**What the task requires:** Retype the listing exactly as it stands, and keep every image out.

--- START ---

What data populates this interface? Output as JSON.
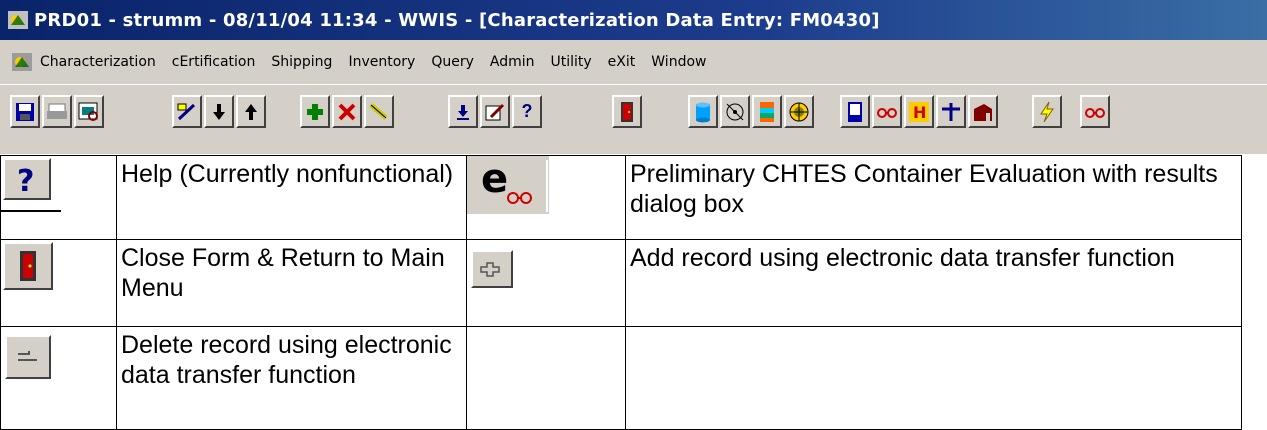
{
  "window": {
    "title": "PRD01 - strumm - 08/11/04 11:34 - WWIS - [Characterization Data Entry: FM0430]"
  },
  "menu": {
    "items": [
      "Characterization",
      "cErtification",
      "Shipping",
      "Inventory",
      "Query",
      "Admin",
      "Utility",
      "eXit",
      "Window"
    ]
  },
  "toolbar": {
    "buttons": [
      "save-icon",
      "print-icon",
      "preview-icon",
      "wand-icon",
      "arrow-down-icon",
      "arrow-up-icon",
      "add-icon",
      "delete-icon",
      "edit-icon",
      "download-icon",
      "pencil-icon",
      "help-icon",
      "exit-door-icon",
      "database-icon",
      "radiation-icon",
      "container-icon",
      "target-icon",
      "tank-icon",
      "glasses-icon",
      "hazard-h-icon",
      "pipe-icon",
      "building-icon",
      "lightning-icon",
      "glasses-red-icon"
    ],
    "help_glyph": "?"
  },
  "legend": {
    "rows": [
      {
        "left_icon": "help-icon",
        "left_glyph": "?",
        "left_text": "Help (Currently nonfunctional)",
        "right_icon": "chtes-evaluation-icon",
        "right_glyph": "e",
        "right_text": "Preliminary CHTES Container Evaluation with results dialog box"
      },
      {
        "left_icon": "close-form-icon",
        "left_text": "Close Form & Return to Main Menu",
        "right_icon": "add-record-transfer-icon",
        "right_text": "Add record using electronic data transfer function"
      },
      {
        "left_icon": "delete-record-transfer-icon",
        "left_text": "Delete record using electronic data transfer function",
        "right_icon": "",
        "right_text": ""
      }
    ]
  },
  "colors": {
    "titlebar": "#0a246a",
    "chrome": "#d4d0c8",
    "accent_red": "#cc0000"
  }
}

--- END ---

**Expected output:**
What data populates this interface? Output as JSON.
{
  "window": {
    "title": "PRD01 - strumm - 08/11/04 11:34 - WWIS - [Characterization Data Entry: FM0430]"
  },
  "menu": {
    "items": [
      "Characterization",
      "cErtification",
      "Shipping",
      "Inventory",
      "Query",
      "Admin",
      "Utility",
      "eXit",
      "Window"
    ]
  },
  "toolbar": {
    "buttons": [
      "save-icon",
      "print-icon",
      "preview-icon",
      "wand-icon",
      "arrow-down-icon",
      "arrow-up-icon",
      "add-icon",
      "delete-icon",
      "edit-icon",
      "download-icon",
      "pencil-icon",
      "help-icon",
      "exit-door-icon",
      "database-icon",
      "radiation-icon",
      "container-icon",
      "target-icon",
      "tank-icon",
      "glasses-icon",
      "hazard-h-icon",
      "pipe-icon",
      "building-icon",
      "lightning-icon",
      "glasses-red-icon"
    ],
    "help_glyph": "?"
  },
  "legend": {
    "rows": [
      {
        "left_icon": "help-icon",
        "left_glyph": "?",
        "left_text": "Help (Currently nonfunctional)",
        "right_icon": "chtes-evaluation-icon",
        "right_glyph": "e",
        "right_text": "Preliminary CHTES Container Evaluation with results dialog box"
      },
      {
        "left_icon": "close-form-icon",
        "left_text": "Close Form & Return to Main Menu",
        "right_icon": "add-record-transfer-icon",
        "right_text": "Add record using electronic data transfer function"
      },
      {
        "left_icon": "delete-record-transfer-icon",
        "left_text": "Delete record using electronic data transfer function",
        "right_icon": "",
        "right_text": ""
      }
    ]
  },
  "colors": {
    "titlebar": "#0a246a",
    "chrome": "#d4d0c8",
    "accent_red": "#cc0000"
  }
}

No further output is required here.